(Component data from apps and pages)
*** Block opens ***
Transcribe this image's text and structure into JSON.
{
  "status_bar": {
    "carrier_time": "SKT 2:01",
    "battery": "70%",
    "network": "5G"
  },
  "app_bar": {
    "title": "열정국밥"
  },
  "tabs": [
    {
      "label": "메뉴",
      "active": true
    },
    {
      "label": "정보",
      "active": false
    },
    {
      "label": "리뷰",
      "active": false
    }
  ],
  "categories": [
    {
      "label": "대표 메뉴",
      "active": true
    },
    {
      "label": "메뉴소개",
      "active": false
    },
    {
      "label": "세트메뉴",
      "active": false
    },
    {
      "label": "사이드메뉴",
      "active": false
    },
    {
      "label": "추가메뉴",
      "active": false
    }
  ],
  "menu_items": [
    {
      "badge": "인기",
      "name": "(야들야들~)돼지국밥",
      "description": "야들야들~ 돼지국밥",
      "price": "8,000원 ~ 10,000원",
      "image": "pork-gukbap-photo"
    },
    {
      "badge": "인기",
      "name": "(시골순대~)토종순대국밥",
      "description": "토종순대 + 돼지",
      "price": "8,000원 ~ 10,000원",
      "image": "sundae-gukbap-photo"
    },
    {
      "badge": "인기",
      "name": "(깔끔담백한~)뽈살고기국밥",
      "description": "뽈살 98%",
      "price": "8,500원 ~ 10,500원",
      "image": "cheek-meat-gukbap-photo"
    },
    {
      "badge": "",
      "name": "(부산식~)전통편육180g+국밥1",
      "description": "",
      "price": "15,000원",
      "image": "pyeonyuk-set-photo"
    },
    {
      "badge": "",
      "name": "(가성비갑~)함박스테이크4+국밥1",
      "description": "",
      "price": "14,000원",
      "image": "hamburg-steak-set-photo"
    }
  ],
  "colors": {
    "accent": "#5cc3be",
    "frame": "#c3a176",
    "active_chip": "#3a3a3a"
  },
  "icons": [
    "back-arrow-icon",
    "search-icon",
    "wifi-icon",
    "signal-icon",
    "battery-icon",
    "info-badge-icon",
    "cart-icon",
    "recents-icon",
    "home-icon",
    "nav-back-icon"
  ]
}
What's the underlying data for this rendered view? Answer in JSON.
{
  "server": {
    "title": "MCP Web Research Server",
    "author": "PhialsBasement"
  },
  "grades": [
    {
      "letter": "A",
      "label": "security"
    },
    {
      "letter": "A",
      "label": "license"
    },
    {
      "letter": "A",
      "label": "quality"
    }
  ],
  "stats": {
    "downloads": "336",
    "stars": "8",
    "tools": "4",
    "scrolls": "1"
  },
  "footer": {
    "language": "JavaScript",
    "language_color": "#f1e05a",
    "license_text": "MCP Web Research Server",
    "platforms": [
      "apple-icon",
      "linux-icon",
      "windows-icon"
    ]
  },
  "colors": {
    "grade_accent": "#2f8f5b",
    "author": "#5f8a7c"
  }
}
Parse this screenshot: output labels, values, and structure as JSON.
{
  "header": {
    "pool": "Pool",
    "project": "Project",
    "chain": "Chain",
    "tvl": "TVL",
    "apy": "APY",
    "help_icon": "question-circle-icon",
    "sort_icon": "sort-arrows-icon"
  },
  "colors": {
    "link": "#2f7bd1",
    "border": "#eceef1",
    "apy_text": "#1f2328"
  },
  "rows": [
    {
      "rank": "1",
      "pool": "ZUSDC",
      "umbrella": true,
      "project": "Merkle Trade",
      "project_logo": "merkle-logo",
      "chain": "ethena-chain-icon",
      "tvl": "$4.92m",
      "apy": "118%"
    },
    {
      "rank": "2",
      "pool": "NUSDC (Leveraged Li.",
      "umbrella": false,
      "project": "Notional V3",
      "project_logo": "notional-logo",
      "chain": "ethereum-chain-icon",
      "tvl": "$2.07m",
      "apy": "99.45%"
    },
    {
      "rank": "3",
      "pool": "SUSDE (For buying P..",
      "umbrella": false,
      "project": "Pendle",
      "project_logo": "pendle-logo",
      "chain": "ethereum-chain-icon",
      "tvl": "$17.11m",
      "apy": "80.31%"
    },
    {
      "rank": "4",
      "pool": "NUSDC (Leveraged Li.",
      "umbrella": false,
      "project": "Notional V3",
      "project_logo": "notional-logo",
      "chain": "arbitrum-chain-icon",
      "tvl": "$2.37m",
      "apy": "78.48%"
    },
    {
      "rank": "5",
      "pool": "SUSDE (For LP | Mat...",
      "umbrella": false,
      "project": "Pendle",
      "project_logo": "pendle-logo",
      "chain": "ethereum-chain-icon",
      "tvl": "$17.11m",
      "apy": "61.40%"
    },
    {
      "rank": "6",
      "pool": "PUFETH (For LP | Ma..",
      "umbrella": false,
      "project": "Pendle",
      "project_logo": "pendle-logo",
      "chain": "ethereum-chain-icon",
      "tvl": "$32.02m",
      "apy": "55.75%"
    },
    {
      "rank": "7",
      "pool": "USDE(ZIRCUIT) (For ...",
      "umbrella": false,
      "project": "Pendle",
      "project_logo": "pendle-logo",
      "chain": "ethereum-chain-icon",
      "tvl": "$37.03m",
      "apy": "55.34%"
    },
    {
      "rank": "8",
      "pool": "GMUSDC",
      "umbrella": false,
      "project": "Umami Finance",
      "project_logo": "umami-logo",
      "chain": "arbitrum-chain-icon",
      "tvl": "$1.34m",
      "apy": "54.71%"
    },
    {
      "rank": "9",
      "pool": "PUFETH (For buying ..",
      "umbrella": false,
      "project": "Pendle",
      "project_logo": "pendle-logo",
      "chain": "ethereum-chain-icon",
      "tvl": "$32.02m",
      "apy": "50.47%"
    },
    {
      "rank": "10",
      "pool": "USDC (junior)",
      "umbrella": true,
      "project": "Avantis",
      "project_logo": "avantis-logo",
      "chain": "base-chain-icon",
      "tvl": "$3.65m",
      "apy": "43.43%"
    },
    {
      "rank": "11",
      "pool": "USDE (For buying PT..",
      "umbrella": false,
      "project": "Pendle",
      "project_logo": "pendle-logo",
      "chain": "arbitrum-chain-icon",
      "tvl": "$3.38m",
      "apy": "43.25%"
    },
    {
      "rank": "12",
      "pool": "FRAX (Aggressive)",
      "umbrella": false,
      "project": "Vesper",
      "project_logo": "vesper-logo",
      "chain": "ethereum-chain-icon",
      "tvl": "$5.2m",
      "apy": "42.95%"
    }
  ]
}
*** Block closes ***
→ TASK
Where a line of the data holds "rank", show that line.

→ ANSWER FOR THIS EXERCISE
      "rank": "1",
      "rank": "2",
      "rank": "3",
      "rank": "4",
      "rank": "5",
      "rank": "6",
      "rank": "7",
      "rank": "8",
      "rank": "9",
      "rank": "10",
      "rank": "11",
      "rank": "12",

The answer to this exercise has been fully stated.